(PG-13) Two and a half stars
Put the drumsticks aside in lieu of there being no drumroll necessary. Scoop, Woody Allen’s newest work since the critically acclaimed (but for this reviewer underwhelming) Match Point, is at best an amusement in filmmaking. Scoop is less satisfying than Match Point — mostly because Allen himself has a starring role.
Maybe it’s just an aesthetic problem: It’s the old school vaudevillian shtick that offends. But it’s always awkward when Allen is simultaneously advancing a plot (in this case, a metaphysical crime thriller) and stalling the plot to perform little magic tricks and comic routines. Sometimes it works, sometimes it doesn’t.

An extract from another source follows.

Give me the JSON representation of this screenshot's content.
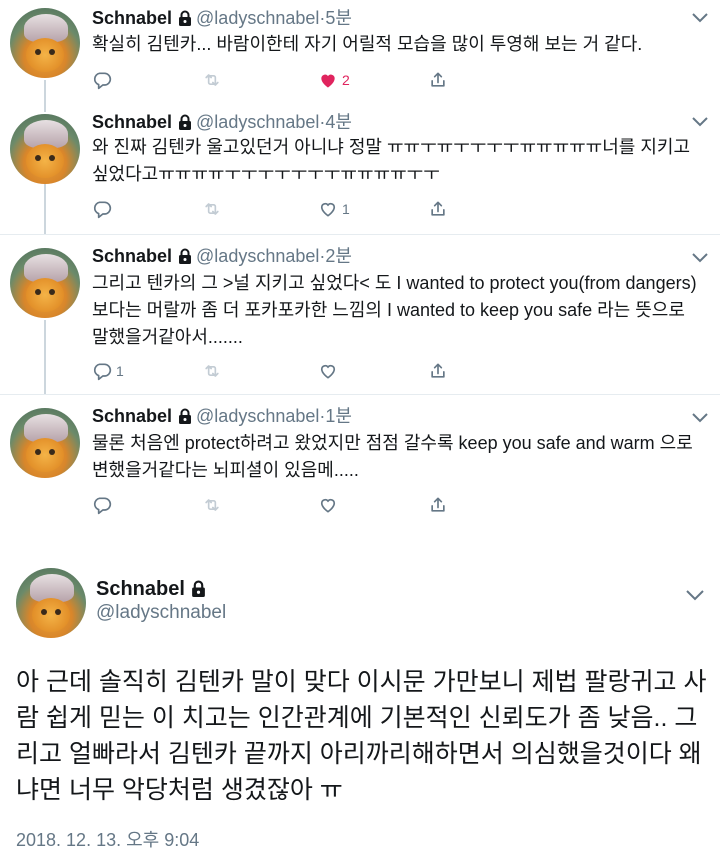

In the meantime, perfectly talented actors (in this case, Scarlett Johansson, Hugh Jackman and Ian McShane) have to stand around and wait for the stutterings to come to an end before uttering their next line. The actors do well — Jackman is particularly good — but the film hums along best when it’s most efficient; i.e. when Allen cuts to the punch line with 30-50 percent less bobbing, shaking, sputtering, etc.

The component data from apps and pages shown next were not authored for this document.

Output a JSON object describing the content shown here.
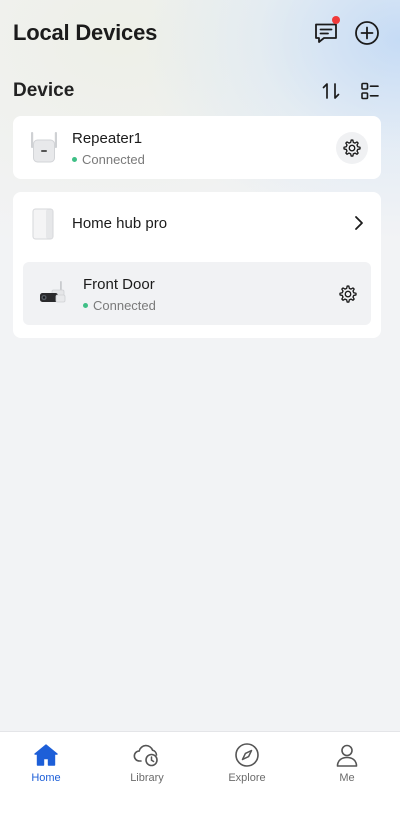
{
  "header": {
    "title": "Local Devices",
    "message_icon": "message-icon",
    "add_icon": "add-circle-icon",
    "has_unread": true
  },
  "section": {
    "title": "Device",
    "sort_icon": "sort-icon",
    "view_icon": "grid-view-icon"
  },
  "devices": [
    {
      "name": "Repeater1",
      "status": "Connected",
      "icon": "repeater-device-image"
    }
  ],
  "hub": {
    "name": "Home hub pro",
    "icon": "hub-device-image",
    "children": [
      {
        "name": "Front Door",
        "status": "Connected",
        "icon": "camera-device-image"
      }
    ]
  },
  "tabs": [
    {
      "label": "Home",
      "icon": "home-icon",
      "active": true
    },
    {
      "label": "Library",
      "icon": "cloud-clock-icon",
      "active": false
    },
    {
      "label": "Explore",
      "icon": "compass-icon",
      "active": false
    },
    {
      "label": "Me",
      "icon": "user-icon",
      "active": false
    }
  ],
  "colors": {
    "accent": "#1d5fd8",
    "status_connected": "#3fbf86",
    "badge": "#f03a3a",
    "card": "#ffffff",
    "background": "#f2f3f5"
  }
}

It is nice to see Allen get out of the U.S. again — as with Match Point the story is set in London — and he manages to mine comic gold from the situation. In fact, one nugget is, despite its obviousness, sheer, vintage-Allen brilliance. I would give it away, if it weren’t for the fact that there are far too few such moments.